By Jeffrey Kluger
It’s a lot easier than you think to teach the hard stuff. Keeping it fun is a good place to start
Few things make a science teacher happier than hearing a child call an idea weird. If you speak fluent child (and a good science teacher does), weird doesn’t mean what it usually means—odd, off-putting. It means interesting, mystifying and deeply, deeply cool.
Google’s Chromebooks Make Up Half of US Classroom Devices (CNBC)
By Harriet Taylor
Google, Microsoft and Apple have been competing for years in the very lucrative education technology market. For the first time, Google has taken a huge lead over its rivals.
Chromebooks now make up more than half of all devices in U.S. classrooms, up from less than 1 percent in 2012, according to a new report from Futuresource Consulting. To analysts, this comes as a big surprise.
School Internet Access Shows Big Progress, New Report Shows (Education Week)
By Benjamin Herold
The number of students without adequate Internet connections in school has been cut in half over the past two years, according to a new analysis by the broadband-advocacy group EducationSuperHighway.
During the same period, the rate most districts pay for bandwidth has also declined by 50 percent, the group found.
Study: Millennials Spend More Than 3 Hours A Day On Mobile Phones (THE Journal)
By Rhea Kelly
The average U.S. millennial (aged 16-30) with Internet access spends 3.1 hours a day on a mobile phone — totaling 21.7 hours a week or 1,128 hours (47 days) a year, according to a new study from global research consultancy TNS. The annual Connected Life study surveys more than 60,000 Internet users across 50 countries on their digital attitudes and behaviors.
What, And How, Do Rural Teens Want To Read? (Education Week)
By Jackie Mader
At a time when schools are increasingly turning to digital devices to deliver content to students, a small, recently released study of rural teens says that print is the most desired medium for reading material in some rural areas, unlike the preferences of urban teens.
To Measure What Tests Can’t, Some Schools Turn To Surveys (NPR)
Last year, Susan Avey, the principal of Bogle Junior High School in Chandler, Ariz., had a heart-to-heart with one of her new teachers about how he was relating to students.
In a previous year, this might have been a conversation based on subjective impressions. The teacher might have gotten defensive. But this year, Avey had a new tool up her sleeve: a survey of her students.
Growing Push to Expose More Students to Computer Science (ABC News)

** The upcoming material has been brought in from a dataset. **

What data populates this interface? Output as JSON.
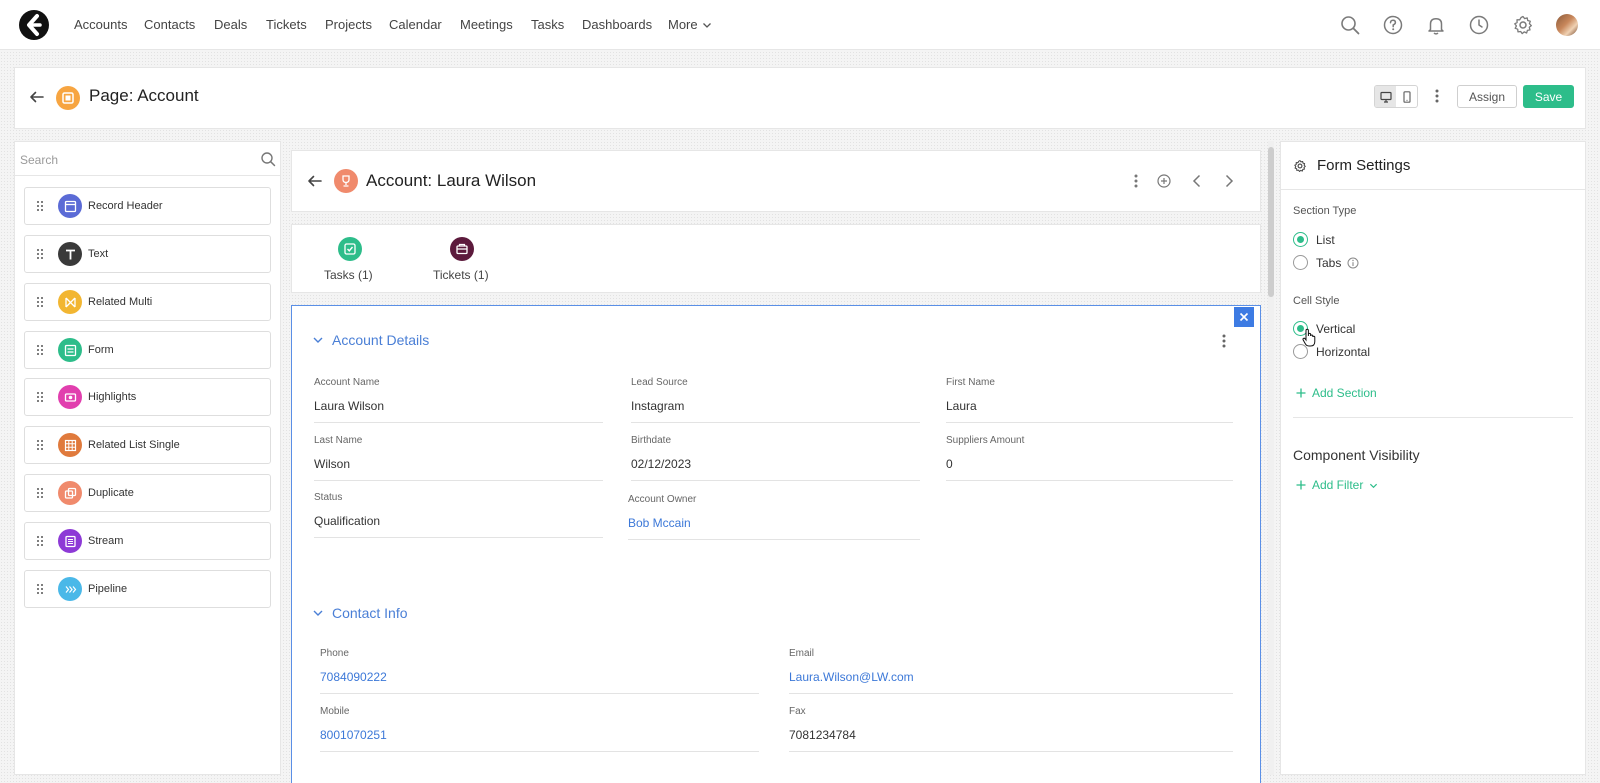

Moving her finger over the laptop trackpad, 6-year-old Lauren Meek drags and drops a block of code to build a set of instructions. She clicks the “run” button and watches as the character moves through a maze. She then pumps her fist in excitement.